=== DIRECTIONS FOR THIS TASK ===
Could you please return each line of the data that has the word "After"?

++++ AVAILABLE RECORDS

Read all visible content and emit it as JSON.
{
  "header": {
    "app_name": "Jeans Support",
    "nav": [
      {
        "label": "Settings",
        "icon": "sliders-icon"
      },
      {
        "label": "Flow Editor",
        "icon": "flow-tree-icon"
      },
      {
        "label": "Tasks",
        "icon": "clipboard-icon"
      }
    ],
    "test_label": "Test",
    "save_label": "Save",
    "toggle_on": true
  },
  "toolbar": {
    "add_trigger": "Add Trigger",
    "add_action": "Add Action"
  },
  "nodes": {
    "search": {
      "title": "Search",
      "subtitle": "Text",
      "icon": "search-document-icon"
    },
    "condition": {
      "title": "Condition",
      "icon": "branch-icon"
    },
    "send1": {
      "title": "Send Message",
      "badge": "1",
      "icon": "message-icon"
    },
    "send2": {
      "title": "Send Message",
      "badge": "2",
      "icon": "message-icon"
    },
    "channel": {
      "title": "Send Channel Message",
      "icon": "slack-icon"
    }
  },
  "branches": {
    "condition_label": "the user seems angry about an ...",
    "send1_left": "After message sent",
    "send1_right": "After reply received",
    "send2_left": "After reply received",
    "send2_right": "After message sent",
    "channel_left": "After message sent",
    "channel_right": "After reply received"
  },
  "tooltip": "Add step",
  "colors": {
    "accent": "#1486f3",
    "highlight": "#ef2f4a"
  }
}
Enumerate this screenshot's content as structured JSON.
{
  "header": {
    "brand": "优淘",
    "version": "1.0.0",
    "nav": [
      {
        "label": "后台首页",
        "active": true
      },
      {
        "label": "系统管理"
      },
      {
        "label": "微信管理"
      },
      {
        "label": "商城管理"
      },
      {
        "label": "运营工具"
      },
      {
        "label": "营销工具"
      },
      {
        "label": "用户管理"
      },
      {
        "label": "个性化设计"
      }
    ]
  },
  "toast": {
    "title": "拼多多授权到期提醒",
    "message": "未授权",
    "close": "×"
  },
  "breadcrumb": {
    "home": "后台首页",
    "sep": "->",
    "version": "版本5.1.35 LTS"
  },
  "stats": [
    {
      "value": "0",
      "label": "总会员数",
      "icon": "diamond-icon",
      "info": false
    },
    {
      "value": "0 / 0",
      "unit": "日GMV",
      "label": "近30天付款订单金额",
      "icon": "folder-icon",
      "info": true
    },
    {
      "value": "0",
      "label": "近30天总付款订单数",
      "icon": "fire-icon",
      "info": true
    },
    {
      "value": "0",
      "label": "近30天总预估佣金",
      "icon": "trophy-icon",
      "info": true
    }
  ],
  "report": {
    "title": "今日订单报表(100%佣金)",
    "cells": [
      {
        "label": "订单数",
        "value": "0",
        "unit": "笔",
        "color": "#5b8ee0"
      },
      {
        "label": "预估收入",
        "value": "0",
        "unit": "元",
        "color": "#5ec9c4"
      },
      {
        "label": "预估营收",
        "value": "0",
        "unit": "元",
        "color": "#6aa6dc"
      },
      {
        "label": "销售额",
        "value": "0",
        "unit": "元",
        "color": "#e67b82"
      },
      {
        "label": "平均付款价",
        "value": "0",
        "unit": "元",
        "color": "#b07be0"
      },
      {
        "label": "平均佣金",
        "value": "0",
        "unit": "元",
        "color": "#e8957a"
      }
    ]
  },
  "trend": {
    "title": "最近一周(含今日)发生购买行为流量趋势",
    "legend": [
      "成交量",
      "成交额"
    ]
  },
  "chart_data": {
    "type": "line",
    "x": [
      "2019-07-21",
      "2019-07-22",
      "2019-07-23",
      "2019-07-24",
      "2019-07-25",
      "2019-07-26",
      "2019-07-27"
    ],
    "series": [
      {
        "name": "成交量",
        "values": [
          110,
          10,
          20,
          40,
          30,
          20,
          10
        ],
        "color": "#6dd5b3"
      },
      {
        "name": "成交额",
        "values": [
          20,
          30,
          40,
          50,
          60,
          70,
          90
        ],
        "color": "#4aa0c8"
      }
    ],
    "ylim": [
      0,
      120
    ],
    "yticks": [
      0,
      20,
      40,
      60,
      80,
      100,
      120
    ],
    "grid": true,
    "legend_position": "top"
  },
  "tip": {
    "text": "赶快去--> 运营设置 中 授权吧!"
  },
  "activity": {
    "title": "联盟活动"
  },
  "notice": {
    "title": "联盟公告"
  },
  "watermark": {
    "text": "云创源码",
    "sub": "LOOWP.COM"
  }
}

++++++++

=== ANSWER TO THIS PROBLEM ===
    "send1_left": "After message sent",
    "send1_right": "After reply received",
    "send2_left": "After reply received",
    "send2_right": "After message sent",
    "channel_left": "After message sent",
    "channel_right": "After reply received"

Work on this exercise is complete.